RECORDS FOR THIS TASK —
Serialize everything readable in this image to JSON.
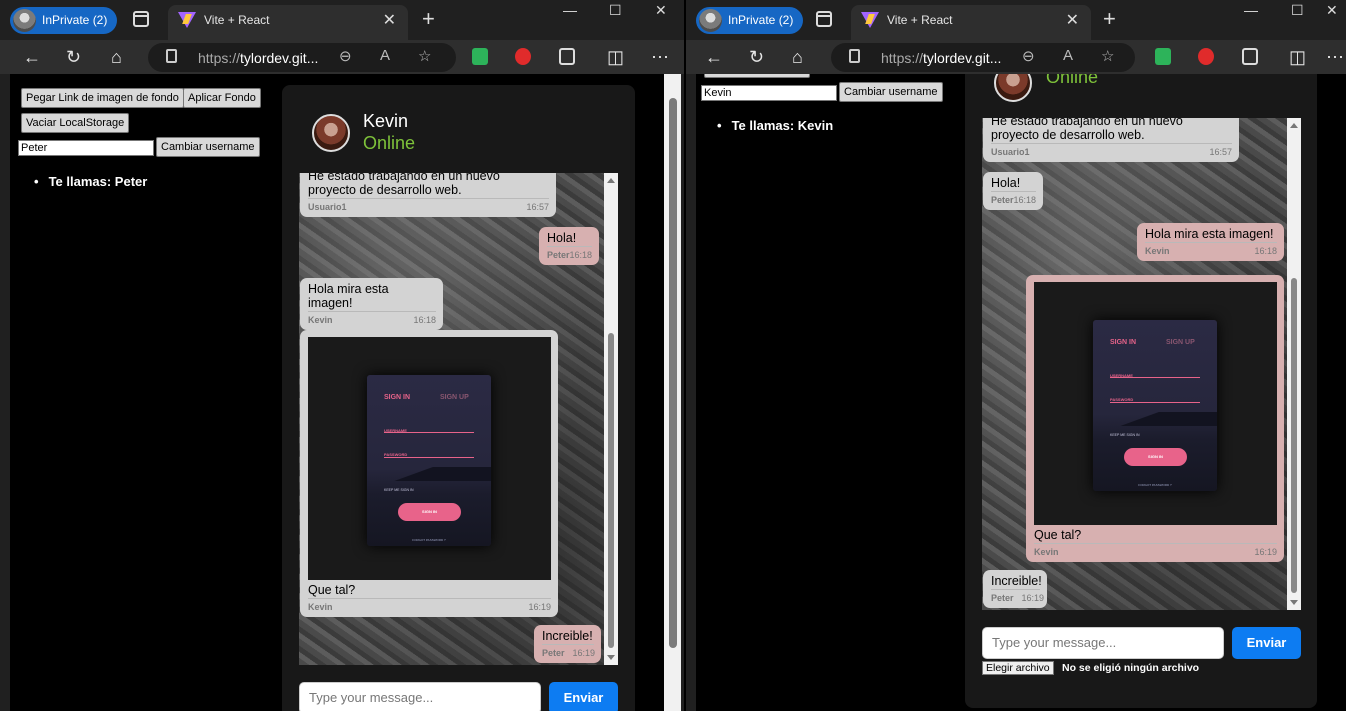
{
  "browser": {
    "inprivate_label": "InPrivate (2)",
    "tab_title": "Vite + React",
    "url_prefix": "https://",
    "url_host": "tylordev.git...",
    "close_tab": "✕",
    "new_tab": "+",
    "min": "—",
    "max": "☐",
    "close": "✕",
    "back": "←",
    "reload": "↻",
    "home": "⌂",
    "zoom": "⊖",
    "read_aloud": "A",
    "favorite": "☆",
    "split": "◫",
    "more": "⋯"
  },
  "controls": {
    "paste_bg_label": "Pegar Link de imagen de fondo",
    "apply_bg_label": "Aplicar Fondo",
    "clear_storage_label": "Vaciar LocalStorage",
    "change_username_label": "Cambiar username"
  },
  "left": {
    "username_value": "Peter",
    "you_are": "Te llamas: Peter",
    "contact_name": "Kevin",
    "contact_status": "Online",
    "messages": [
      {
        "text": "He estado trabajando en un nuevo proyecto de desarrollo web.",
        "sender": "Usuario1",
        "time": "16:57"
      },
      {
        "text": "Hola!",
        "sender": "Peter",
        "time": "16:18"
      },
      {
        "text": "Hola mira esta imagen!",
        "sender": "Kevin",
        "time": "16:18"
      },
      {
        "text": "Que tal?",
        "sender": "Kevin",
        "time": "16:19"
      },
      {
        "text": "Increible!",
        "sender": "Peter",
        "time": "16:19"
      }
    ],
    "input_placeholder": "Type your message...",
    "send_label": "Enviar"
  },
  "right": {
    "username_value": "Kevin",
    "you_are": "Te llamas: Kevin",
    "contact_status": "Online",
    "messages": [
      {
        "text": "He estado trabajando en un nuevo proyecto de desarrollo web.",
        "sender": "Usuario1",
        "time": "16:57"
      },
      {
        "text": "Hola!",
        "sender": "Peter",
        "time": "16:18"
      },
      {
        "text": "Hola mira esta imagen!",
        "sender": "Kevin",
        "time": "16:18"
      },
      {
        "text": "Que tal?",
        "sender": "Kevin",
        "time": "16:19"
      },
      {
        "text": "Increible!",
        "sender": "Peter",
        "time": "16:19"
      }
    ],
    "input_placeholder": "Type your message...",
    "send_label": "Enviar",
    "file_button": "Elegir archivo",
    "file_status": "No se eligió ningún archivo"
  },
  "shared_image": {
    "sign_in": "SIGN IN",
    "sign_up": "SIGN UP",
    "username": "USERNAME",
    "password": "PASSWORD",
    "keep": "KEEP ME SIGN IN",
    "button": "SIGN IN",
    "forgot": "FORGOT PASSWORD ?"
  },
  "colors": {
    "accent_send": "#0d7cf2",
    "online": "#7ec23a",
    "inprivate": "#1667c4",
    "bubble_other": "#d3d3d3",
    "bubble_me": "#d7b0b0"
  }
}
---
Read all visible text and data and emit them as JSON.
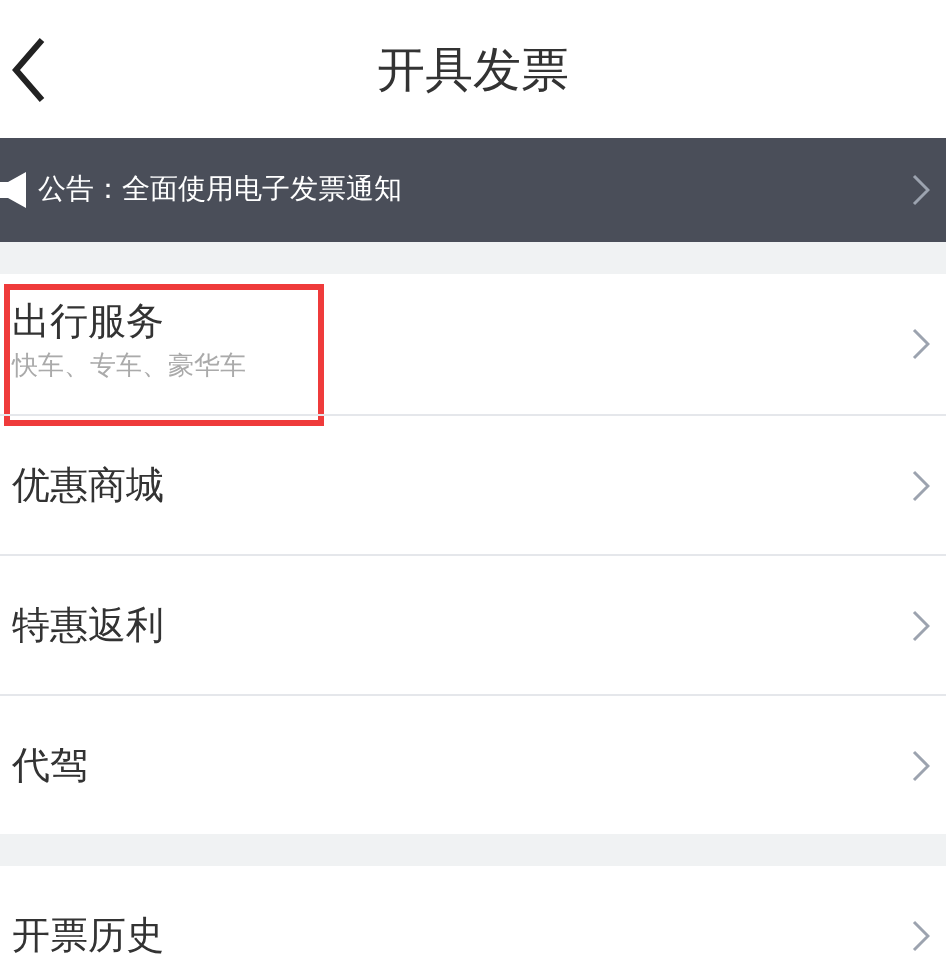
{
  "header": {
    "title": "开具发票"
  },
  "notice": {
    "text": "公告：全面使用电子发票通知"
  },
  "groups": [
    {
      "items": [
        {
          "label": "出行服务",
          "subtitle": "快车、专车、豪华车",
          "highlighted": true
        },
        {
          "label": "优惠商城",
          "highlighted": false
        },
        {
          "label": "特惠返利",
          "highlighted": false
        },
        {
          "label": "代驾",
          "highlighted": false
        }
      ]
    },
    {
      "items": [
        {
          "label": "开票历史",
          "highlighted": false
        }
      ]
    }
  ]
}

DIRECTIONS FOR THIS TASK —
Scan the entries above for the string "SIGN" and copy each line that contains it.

SOLUTION BELOW —
    "sign_in": "SIGN IN",
    "sign_up": "SIGN UP",
    "keep": "KEEP ME SIGN IN",
    "button": "SIGN IN",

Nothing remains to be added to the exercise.